Cars continued to be too expensive for most people, but as living standards rose through the 1920s and 30s, the battle was on to develop affordable cars for the middle class customer. The first £100 car, the Morris Minor, was produced in 1931 but was a very basic open top two-seater, a far cry from the popular post-war version. Ford brought in their own £100 car in 1935. The Model Y was the first full-sized saloon car to be sold at that price in Britain. By 1939 there were two million cars in the country. Following the Second World War and the end of petrol rationing, the 1950s saw a doubling in the number of motor car owners. The number doubled again in the 1960s and continues to rise with an ever increasing impact on the environment.


As roads improved and people had extra leisure time, more and more people were able to drive into the Dales. The longer journeys meant that facilities had to be provided to accommodate them. Oil companies actively encouraged motorists to use their cars to explore the countryside through poster campaigns such as the now collectable Shell posters of the 1930s. The first filling stations were usually nothing more than a corrugated iron shed selling several brands of fuel and this continued to be the case in the more remote parts of the Yorkshire Dales where business was never profitable enough to warrant the building of a service station. The Garage in Kettlewell established in 1946 is a typical example. A set of early roadside petrol pumps still stands in Langthwaite, Arkengarthdale. They carry the logo of the National Benzole Company. Sometimes village blacksmiths turned their hand to car repairs and their smithies became repair shops. One example of a blacksmith’s workshop turned into a garage stood almost opposite the Devonshire Hotel in Bolton Abbey village. It was ideally placed to repair the cars of visitors to the beauty spot. It is still known as Forge Garage, but the old buildings have been replaced by a modern car repair shop and it no longer sells petrol. The number of rural garages reached a peak in the 1960s and 70s since when the increasing fuel economy and reliability of car engines has led to many closing and their sites being redeveloped.

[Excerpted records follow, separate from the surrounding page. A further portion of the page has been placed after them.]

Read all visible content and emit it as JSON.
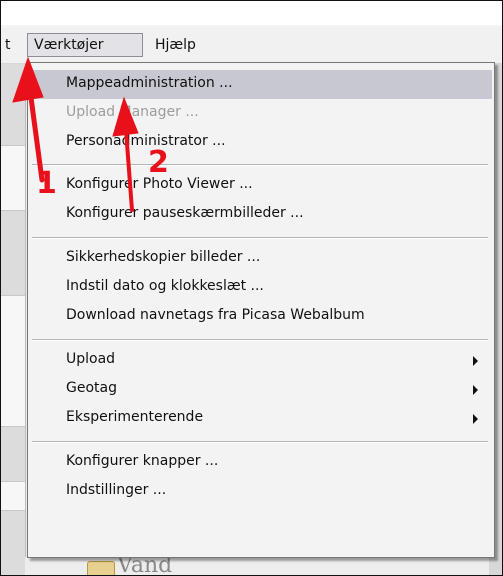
{
  "menubar": {
    "partial_label": "t",
    "tools_label": "Værktøjer",
    "help_label": "Hjælp"
  },
  "menu": {
    "items": [
      {
        "label": "Mappeadministration ...",
        "state": "highlighted"
      },
      {
        "label": "Upload Manager ...",
        "state": "disabled"
      },
      {
        "label": "Personadministrator ..."
      },
      {
        "label": "Konfigurer Photo Viewer ..."
      },
      {
        "label": "Konfigurer pauseskærmbilleder ..."
      },
      {
        "label": "Sikkerhedskopier billeder ..."
      },
      {
        "label": "Indstil dato og klokkeslæt ..."
      },
      {
        "label": "Download navnetags fra Picasa Webalbum"
      },
      {
        "label": "Upload",
        "submenu": true
      },
      {
        "label": "Geotag",
        "submenu": true
      },
      {
        "label": "Eksperimenterende",
        "submenu": true
      },
      {
        "label": "Konfigurer knapper ..."
      },
      {
        "label": "Indstillinger ..."
      }
    ]
  },
  "annotations": {
    "step1": "1",
    "step2": "2",
    "color": "#e8101a"
  },
  "background": {
    "partial_text": "Vand"
  }
}
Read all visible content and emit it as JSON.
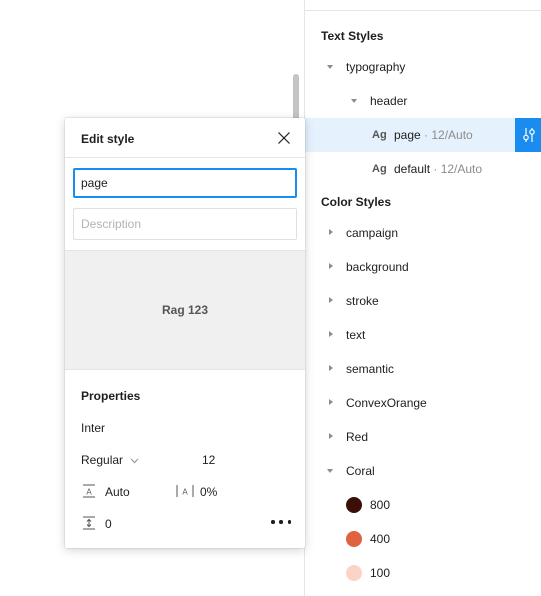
{
  "text_styles": {
    "title": "Text Styles",
    "groups": [
      {
        "label": "typography"
      },
      {
        "label": "header"
      }
    ],
    "items": [
      {
        "ag": "Ag",
        "name": "page",
        "meta": " · 12/Auto"
      },
      {
        "ag": "Ag",
        "name": "default",
        "meta": " · 12/Auto"
      }
    ]
  },
  "color_styles": {
    "title": "Color Styles",
    "groups": [
      {
        "label": "campaign"
      },
      {
        "label": "background"
      },
      {
        "label": "stroke"
      },
      {
        "label": "text"
      },
      {
        "label": "semantic"
      },
      {
        "label": "ConvexOrange"
      },
      {
        "label": "Red"
      },
      {
        "label": "Coral"
      }
    ],
    "swatches": [
      {
        "label": "800",
        "color": "#3b0e07"
      },
      {
        "label": "400",
        "color": "#e0623f"
      },
      {
        "label": "100",
        "color": "#fbd3c7"
      }
    ]
  },
  "edit_style": {
    "title": "Edit style",
    "name_value": "page",
    "description_placeholder": "Description",
    "preview_text": "Rag 123",
    "properties_title": "Properties",
    "font_family": "Inter",
    "font_weight": "Regular",
    "font_size": "12",
    "line_height": "Auto",
    "letter_spacing": "0%",
    "paragraph_spacing": "0"
  },
  "colors": {
    "accent": "#1a8cf0",
    "selected_row": "#e5f1fd"
  }
}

Another reminder of the early days of motoring in the Dales is the AA box standing beside the road near Aysgarth in Wensleydale. The Automobile Association was founded in 1905 and by 1953 had 1.3 million members. It provided roadside assistance for its members through a fleet of uniformed motorcyclists. People can still remember the uniformed AA men standing outside these roadside boxes and smartly saluting cars carrying the famous winged AA badge. The Wensleydale example dates to around 1956.


Cars brought visitors into the heart of the National Park and with them problems of congestion and pollution, the very thing that people were trying to escape. During the 20th century, as railway lines were closed and bus services cut, the car also became an essential part of life for residents of the park. The 21st century brings the challenge of trying to reduce the number of cars on country roads and in villages that were never designed to deal with them in such quantities. Bus services have been revived and some routes are publicly subsidised. New facilities have been provided for bus passengers and cyclists such as the bus shelter and bike storage facilities in Grassington National Park car park. Visitors are now encouraged to give their car a break and leave it at home.



Jones, Helen (1998) ‘Buildings designed to advertise fuel’ British Archaeology Issue no 38 pp6-7

Passmore, Michael (2003) The AA: History, Badges and Memorabilia Princes Risborough: Shire Publications

Pontefract, Ella & Hartley, Marie (1988) Wharfedale Otley: Smith Settle – History of the Automobile Association – the early history of motoring from the National Motor Museum at Beaulieu – DVLA pages on the history of motoring and licensing